Within the entries below, find every line that has the string "What", then copy it.

TASK INPUTS.
------------------------------------------------------------------------

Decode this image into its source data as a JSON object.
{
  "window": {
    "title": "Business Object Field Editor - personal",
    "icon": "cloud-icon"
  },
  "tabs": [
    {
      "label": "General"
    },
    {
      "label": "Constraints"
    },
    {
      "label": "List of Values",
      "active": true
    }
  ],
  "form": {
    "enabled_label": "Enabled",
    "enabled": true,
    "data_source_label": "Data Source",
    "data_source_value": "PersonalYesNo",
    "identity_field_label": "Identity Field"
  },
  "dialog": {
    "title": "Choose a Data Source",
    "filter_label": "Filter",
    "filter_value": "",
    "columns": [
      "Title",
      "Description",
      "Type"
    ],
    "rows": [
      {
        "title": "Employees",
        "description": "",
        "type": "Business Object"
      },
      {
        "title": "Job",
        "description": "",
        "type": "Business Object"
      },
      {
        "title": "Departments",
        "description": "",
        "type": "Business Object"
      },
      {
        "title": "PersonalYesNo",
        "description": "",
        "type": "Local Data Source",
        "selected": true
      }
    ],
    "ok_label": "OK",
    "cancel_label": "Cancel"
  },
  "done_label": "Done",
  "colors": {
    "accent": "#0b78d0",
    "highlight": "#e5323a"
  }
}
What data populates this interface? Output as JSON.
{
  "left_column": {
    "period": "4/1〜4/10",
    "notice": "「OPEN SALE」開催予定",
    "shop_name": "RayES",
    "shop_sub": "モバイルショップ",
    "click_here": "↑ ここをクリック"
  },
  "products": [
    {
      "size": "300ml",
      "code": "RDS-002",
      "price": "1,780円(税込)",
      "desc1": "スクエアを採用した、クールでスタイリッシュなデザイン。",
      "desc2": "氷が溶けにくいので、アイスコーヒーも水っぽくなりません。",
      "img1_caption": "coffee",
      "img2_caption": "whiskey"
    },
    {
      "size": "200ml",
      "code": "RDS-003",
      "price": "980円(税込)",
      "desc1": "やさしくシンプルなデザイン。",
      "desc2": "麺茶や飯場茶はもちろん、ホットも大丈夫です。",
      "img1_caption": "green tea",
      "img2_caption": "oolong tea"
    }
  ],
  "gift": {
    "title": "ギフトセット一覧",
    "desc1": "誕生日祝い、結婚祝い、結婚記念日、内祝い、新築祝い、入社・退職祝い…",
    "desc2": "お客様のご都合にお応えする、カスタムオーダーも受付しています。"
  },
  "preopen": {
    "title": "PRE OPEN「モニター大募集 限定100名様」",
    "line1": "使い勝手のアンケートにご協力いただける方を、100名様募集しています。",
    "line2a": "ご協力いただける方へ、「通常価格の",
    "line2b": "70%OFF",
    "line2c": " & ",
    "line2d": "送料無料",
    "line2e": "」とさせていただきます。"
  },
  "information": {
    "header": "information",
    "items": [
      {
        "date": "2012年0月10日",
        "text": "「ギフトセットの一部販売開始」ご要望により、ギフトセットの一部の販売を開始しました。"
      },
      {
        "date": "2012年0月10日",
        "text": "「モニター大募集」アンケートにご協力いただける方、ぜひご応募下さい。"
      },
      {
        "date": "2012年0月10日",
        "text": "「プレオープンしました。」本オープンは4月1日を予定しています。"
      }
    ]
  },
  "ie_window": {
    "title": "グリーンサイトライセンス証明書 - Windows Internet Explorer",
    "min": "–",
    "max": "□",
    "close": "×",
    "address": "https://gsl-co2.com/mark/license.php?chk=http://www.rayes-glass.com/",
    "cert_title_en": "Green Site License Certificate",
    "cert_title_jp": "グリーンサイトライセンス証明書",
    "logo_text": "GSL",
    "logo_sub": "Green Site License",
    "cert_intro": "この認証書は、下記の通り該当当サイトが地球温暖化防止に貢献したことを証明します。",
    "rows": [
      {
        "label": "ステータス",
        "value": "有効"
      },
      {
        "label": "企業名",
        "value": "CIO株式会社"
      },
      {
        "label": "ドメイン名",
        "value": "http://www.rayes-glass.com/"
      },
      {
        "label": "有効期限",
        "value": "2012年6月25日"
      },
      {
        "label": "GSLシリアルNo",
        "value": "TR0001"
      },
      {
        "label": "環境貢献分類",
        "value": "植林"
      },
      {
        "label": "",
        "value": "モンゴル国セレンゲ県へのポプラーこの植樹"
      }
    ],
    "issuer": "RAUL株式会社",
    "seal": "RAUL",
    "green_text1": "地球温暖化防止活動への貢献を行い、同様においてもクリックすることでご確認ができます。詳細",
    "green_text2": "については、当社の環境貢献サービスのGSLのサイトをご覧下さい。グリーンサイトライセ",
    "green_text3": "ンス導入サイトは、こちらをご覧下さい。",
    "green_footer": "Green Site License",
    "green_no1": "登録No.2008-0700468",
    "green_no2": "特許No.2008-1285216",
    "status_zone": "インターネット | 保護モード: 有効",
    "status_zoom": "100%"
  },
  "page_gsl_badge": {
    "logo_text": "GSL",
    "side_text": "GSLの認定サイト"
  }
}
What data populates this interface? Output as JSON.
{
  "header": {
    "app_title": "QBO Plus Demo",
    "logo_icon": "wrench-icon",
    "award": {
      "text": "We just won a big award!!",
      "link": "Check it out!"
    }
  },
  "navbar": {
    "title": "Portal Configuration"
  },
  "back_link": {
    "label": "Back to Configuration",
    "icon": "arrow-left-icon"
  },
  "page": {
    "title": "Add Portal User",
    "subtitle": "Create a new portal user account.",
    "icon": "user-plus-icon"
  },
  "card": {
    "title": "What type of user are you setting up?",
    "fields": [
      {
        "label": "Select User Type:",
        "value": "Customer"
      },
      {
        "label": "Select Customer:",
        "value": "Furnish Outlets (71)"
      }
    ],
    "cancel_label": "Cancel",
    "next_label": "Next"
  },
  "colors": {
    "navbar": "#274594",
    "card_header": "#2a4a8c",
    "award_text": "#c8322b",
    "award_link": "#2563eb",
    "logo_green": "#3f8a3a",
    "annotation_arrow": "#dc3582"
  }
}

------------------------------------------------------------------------

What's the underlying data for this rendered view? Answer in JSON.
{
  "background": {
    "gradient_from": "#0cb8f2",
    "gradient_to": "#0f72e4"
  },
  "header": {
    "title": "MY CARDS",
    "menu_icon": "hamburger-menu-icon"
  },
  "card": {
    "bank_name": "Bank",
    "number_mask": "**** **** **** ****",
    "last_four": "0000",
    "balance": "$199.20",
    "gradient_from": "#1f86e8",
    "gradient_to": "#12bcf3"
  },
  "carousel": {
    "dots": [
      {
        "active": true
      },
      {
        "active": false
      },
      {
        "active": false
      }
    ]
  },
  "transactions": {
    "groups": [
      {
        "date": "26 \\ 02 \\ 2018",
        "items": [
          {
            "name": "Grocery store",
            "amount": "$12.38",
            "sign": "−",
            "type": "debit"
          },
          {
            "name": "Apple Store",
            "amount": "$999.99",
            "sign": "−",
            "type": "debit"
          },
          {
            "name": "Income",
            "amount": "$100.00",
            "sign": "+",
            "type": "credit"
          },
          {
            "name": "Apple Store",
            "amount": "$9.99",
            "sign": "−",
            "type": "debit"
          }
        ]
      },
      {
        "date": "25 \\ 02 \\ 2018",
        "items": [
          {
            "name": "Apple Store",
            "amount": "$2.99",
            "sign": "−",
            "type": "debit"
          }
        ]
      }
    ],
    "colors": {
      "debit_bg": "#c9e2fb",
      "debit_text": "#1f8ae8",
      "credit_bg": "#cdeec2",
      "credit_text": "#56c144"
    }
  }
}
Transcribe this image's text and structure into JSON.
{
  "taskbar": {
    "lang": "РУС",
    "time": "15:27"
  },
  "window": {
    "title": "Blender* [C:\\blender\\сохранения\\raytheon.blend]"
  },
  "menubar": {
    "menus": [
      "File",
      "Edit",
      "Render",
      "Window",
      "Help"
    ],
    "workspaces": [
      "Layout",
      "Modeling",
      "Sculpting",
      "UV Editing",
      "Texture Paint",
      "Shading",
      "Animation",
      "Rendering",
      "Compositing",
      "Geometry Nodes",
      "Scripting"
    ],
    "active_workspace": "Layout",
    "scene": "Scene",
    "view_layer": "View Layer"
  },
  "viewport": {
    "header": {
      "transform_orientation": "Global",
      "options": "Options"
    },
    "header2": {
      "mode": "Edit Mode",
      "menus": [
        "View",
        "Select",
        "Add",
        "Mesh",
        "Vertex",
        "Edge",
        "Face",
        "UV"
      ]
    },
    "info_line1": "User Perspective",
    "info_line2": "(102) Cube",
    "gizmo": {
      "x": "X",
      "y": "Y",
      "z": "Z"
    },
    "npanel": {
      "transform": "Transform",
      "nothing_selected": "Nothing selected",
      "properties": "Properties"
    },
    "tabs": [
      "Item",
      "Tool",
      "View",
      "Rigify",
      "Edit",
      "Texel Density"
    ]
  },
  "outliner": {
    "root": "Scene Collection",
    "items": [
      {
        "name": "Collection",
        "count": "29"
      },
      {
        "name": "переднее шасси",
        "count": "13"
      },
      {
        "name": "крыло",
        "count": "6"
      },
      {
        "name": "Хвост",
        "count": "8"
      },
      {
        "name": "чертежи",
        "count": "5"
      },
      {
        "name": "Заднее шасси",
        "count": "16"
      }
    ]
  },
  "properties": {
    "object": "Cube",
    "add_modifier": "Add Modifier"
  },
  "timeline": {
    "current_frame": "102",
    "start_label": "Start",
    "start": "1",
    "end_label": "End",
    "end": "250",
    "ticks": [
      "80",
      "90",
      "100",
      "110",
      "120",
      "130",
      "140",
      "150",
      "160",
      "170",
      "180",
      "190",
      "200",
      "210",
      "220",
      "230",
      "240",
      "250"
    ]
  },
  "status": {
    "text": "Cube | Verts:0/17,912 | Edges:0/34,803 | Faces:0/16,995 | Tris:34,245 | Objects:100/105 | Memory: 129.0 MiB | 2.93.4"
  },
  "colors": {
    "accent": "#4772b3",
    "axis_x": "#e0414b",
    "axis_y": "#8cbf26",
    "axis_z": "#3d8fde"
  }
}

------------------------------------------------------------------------

EXERCISE ANSWER.
What data populates this interface? Output as JSON.
What data populates this interface? Output as JSON.
    "title": "What type of user are you setting up?",
What's the underlying data for this rendered view? Answer in JSON.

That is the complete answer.